» WORK ITEM
Would you please retype the records that follow, word for word?
---- LISTED RECORDS
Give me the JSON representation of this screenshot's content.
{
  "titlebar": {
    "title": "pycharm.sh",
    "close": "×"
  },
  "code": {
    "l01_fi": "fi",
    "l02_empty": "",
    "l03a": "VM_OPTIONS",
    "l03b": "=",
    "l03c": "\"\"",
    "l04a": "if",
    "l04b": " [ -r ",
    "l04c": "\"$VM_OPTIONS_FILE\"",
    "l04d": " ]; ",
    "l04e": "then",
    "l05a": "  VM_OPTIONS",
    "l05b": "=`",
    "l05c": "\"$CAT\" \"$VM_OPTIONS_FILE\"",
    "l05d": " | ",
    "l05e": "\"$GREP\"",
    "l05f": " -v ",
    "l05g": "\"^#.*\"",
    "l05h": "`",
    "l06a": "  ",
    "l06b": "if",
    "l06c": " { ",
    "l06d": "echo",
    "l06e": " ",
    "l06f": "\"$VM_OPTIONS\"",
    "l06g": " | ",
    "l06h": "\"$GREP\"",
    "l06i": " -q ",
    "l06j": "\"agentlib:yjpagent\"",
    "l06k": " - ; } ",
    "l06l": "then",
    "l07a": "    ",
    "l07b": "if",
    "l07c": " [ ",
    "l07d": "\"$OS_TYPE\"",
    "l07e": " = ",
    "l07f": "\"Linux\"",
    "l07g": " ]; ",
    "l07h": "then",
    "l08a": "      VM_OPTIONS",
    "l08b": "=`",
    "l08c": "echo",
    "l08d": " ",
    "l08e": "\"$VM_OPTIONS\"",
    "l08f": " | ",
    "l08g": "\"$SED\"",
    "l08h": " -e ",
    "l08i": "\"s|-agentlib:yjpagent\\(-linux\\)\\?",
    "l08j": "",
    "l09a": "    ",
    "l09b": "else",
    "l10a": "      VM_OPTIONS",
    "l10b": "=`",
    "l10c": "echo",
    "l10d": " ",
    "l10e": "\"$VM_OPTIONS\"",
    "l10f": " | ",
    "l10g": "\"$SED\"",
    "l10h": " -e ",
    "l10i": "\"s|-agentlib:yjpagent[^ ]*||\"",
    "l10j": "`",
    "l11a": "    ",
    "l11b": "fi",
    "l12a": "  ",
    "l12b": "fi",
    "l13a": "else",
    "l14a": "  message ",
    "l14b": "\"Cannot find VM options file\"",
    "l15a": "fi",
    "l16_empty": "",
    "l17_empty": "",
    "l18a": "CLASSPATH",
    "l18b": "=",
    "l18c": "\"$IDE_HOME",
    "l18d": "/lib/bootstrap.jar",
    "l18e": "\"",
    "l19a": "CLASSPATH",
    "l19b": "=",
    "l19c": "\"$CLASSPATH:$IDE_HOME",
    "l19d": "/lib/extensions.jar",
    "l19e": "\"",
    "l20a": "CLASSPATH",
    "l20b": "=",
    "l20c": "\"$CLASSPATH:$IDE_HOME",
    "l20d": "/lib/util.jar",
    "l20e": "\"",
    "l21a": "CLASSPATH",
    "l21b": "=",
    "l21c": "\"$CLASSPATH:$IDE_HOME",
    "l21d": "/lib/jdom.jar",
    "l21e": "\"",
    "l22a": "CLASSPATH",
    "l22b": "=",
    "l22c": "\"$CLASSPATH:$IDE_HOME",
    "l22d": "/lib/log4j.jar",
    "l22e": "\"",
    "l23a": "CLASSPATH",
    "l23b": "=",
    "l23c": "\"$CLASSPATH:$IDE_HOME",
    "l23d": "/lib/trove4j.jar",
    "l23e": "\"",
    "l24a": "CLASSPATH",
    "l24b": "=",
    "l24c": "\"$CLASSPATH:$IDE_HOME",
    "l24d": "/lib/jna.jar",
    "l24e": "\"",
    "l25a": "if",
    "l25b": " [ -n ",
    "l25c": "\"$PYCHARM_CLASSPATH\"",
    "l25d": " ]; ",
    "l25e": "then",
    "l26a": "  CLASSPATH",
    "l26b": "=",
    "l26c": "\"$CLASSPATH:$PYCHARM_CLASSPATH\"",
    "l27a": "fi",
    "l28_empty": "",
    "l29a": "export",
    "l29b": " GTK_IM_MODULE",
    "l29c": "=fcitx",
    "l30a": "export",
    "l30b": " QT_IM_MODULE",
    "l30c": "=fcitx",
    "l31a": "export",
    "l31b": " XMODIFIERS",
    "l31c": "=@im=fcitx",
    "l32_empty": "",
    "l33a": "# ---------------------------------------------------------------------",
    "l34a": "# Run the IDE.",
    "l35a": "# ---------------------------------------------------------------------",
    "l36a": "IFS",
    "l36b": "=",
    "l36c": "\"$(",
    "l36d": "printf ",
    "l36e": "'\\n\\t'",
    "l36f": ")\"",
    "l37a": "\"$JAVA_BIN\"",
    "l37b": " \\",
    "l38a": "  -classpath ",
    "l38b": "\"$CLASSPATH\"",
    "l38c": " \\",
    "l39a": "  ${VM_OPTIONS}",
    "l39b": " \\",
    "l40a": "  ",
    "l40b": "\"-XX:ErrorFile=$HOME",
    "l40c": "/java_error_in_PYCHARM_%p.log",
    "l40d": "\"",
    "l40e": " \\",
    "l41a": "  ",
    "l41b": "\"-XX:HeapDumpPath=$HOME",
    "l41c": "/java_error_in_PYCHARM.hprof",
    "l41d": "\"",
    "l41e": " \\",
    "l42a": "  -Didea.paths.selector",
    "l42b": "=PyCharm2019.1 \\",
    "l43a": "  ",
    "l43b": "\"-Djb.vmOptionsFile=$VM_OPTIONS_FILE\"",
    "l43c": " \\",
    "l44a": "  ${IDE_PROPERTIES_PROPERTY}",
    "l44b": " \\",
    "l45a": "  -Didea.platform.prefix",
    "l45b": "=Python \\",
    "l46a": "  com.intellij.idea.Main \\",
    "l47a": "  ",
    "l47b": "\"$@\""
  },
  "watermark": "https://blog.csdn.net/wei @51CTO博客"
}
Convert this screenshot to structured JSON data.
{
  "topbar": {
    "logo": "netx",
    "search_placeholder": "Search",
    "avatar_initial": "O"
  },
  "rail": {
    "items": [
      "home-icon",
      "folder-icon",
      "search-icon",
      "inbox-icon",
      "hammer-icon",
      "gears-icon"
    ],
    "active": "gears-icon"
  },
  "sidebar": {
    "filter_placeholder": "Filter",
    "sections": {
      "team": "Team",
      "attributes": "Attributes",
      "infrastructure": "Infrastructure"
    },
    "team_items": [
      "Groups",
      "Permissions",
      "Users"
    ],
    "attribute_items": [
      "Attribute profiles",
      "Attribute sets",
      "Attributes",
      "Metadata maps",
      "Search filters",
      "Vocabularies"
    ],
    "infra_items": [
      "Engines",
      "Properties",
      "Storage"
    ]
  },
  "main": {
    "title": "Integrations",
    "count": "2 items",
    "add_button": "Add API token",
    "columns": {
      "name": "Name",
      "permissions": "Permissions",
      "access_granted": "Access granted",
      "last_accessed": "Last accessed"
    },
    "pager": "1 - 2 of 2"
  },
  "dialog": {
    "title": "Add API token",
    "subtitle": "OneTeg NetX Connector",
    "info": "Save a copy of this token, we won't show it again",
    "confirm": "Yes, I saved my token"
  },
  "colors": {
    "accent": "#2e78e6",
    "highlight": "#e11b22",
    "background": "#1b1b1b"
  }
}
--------
» EXERCISE OUTPUT
Give me the JSON representation of this screenshot's content.
{
  "titlebar": {
    "title": "pycharm.sh",
    "close": "×"
  },
  "code": {
    "l01_fi": "fi",
    "l02_empty": "",
    "l03a": "VM_OPTIONS",
    "l03b": "=",
    "l03c": "\"\"",
    "l04a": "if",
    "l04b": " [ -r ",
    "l04c": "\"$VM_OPTIONS_FILE\"",
    "l04d": " ]; ",
    "l04e": "then",
    "l05a": "  VM_OPTIONS",
    "l05b": "=`",
    "l05c": "\"$CAT\" \"$VM_OPTIONS_FILE\"",
    "l05d": " | ",
    "l05e": "\"$GREP\"",
    "l05f": " -v ",
    "l05g": "\"^#.*\"",
    "l05h": "`",
    "l06a": "  ",
    "l06b": "if",
    "l06c": " { ",
    "l06d": "echo",
    "l06e": " ",
    "l06f": "\"$VM_OPTIONS\"",
    "l06g": " | ",
    "l06h": "\"$GREP\"",
    "l06i": " -q ",
    "l06j": "\"agentlib:yjpagent\"",
    "l06k": " - ; } ",
    "l06l": "then",
    "l07a": "    ",
    "l07b": "if",
    "l07c": " [ ",
    "l07d": "\"$OS_TYPE\"",
    "l07e": " = ",
    "l07f": "\"Linux\"",
    "l07g": " ]; ",
    "l07h": "then",
    "l08a": "      VM_OPTIONS",
    "l08b": "=`",
    "l08c": "echo",
    "l08d": " ",
    "l08e": "\"$VM_OPTIONS\"",
    "l08f": " | ",
    "l08g": "\"$SED\"",
    "l08h": " -e ",
    "l08i": "\"s|-agentlib:yjpagent\\(-linux\\)\\?",
    "l08j": "",
    "l09a": "    ",
    "l09b": "else",
    "l10a": "      VM_OPTIONS",
    "l10b": "=`",
    "l10c": "echo",
    "l10d": " ",
    "l10e": "\"$VM_OPTIONS\"",
    "l10f": " | ",
    "l10g": "\"$SED\"",
    "l10h": " -e ",
    "l10i": "\"s|-agentlib:yjpagent[^ ]*||\"",
    "l10j": "`",
    "l11a": "    ",
    "l11b": "fi",
    "l12a": "  ",
    "l12b": "fi",
    "l13a": "else",
    "l14a": "  message ",
    "l14b": "\"Cannot find VM options file\"",
    "l15a": "fi",
    "l16_empty": "",
    "l17_empty": "",
    "l18a": "CLASSPATH",
    "l18b": "=",
    "l18c": "\"$IDE_HOME",
    "l18d": "/lib/bootstrap.jar",
    "l18e": "\"",
    "l19a": "CLASSPATH",
    "l19b": "=",
    "l19c": "\"$CLASSPATH:$IDE_HOME",
    "l19d": "/lib/extensions.jar",
    "l19e": "\"",
    "l20a": "CLASSPATH",
    "l20b": "=",
    "l20c": "\"$CLASSPATH:$IDE_HOME",
    "l20d": "/lib/util.jar",
    "l20e": "\"",
    "l21a": "CLASSPATH",
    "l21b": "=",
    "l21c": "\"$CLASSPATH:$IDE_HOME",
    "l21d": "/lib/jdom.jar",
    "l21e": "\"",
    "l22a": "CLASSPATH",
    "l22b": "=",
    "l22c": "\"$CLASSPATH:$IDE_HOME",
    "l22d": "/lib/log4j.jar",
    "l22e": "\"",
    "l23a": "CLASSPATH",
    "l23b": "=",
    "l23c": "\"$CLASSPATH:$IDE_HOME",
    "l23d": "/lib/trove4j.jar",
    "l23e": "\"",
    "l24a": "CLASSPATH",
    "l24b": "=",
    "l24c": "\"$CLASSPATH:$IDE_HOME",
    "l24d": "/lib/jna.jar",
    "l24e": "\"",
    "l25a": "if",
    "l25b": " [ -n ",
    "l25c": "\"$PYCHARM_CLASSPATH\"",
    "l25d": " ]; ",
    "l25e": "then",
    "l26a": "  CLASSPATH",
    "l26b": "=",
    "l26c": "\"$CLASSPATH:$PYCHARM_CLASSPATH\"",
    "l27a": "fi",
    "l28_empty": "",
    "l29a": "export",
    "l29b": " GTK_IM_MODULE",
    "l29c": "=fcitx",
    "l30a": "export",
    "l30b": " QT_IM_MODULE",
    "l30c": "=fcitx",
    "l31a": "export",
    "l31b": " XMODIFIERS",
    "l31c": "=@im=fcitx",
    "l32_empty": "",
    "l33a": "# ---------------------------------------------------------------------",
    "l34a": "# Run the IDE.",
    "l35a": "# ---------------------------------------------------------------------",
    "l36a": "IFS",
    "l36b": "=",
    "l36c": "\"$(",
    "l36d": "printf ",
    "l36e": "'\\n\\t'",
    "l36f": ")\"",
    "l37a": "\"$JAVA_BIN\"",
    "l37b": " \\",
    "l38a": "  -classpath ",
    "l38b": "\"$CLASSPATH\"",
    "l38c": " \\",
    "l39a": "  ${VM_OPTIONS}",
    "l39b": " \\",
    "l40a": "  ",
    "l40b": "\"-XX:ErrorFile=$HOME",
    "l40c": "/java_error_in_PYCHARM_%p.log",
    "l40d": "\"",
    "l40e": " \\",
    "l41a": "  ",
    "l41b": "\"-XX:HeapDumpPath=$HOME",
    "l41c": "/java_error_in_PYCHARM.hprof",
    "l41d": "\"",
    "l41e": " \\",
    "l42a": "  -Didea.paths.selector",
    "l42b": "=PyCharm2019.1 \\",
    "l43a": "  ",
    "l43b": "\"-Djb.vmOptionsFile=$VM_OPTIONS_FILE\"",
    "l43c": " \\",
    "l44a": "  ${IDE_PROPERTIES_PROPERTY}",
    "l44b": " \\",
    "l45a": "  -Didea.platform.prefix",
    "l45b": "=Python \\",
    "l46a": "  com.intellij.idea.Main \\",
    "l47a": "  ",
    "l47b": "\"$@\""
  },
  "watermark": "https://blog.csdn.net/wei @51CTO博客"
}
Convert this screenshot to structured JSON data.
{
  "topbar": {
    "logo": "netx",
    "search_placeholder": "Search",
    "avatar_initial": "O"
  },
  "rail": {
    "items": [
      "home-icon",
      "folder-icon",
      "search-icon",
      "inbox-icon",
      "hammer-icon",
      "gears-icon"
    ],
    "active": "gears-icon"
  },
  "sidebar": {
    "filter_placeholder": "Filter",
    "sections": {
      "team": "Team",
      "attributes": "Attributes",
      "infrastructure": "Infrastructure"
    },
    "team_items": [
      "Groups",
      "Permissions",
      "Users"
    ],
    "attribute_items": [
      "Attribute profiles",
      "Attribute sets",
      "Attributes",
      "Metadata maps",
      "Search filters",
      "Vocabularies"
    ],
    "infra_items": [
      "Engines",
      "Properties",
      "Storage"
    ]
  },
  "main": {
    "title": "Integrations",
    "count": "2 items",
    "add_button": "Add API token",
    "columns": {
      "name": "Name",
      "permissions": "Permissions",
      "access_granted": "Access granted",
      "last_accessed": "Last accessed"
    },
    "pager": "1 - 2 of 2"
  },
  "dialog": {
    "title": "Add API token",
    "subtitle": "OneTeg NetX Connector",
    "info": "Save a copy of this token, we won't show it again",
    "confirm": "Yes, I saved my token"
  },
  "colors": {
    "accent": "#2e78e6",
    "highlight": "#e11b22",
    "background": "#1b1b1b"
  }
}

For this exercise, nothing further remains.